AIM OF THE TASK: Scan the listing below for "icon", then report every line that has it.

^^^^^^^^

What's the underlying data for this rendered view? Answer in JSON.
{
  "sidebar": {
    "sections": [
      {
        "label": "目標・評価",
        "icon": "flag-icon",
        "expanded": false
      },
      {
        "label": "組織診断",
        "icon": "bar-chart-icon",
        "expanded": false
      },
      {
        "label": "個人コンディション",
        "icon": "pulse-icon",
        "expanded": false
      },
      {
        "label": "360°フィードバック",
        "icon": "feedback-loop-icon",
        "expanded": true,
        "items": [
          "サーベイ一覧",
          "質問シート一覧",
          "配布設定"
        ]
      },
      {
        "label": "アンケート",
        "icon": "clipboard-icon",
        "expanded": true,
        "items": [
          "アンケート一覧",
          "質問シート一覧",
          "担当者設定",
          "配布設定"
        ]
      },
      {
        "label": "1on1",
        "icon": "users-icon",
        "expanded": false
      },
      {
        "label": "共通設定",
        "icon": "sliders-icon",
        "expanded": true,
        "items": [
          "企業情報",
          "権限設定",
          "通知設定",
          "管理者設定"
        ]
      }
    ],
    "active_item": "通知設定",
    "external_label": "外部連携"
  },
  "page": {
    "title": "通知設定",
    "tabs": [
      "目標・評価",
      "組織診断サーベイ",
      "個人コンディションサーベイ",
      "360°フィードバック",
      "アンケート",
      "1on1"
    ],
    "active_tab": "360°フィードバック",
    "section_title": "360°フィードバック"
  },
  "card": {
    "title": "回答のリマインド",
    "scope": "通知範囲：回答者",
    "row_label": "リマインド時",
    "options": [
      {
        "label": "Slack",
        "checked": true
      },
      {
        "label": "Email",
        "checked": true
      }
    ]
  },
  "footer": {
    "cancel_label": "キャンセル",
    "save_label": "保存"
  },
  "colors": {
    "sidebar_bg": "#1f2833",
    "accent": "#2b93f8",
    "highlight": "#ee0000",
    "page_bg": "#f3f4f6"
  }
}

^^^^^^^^

EXERCISE OUTPUT:
        "icon": "flag-icon",
        "icon": "bar-chart-icon",
        "icon": "pulse-icon",
        "icon": "feedback-loop-icon",
        "icon": "clipboard-icon",
        "icon": "users-icon",
        "icon": "sliders-icon",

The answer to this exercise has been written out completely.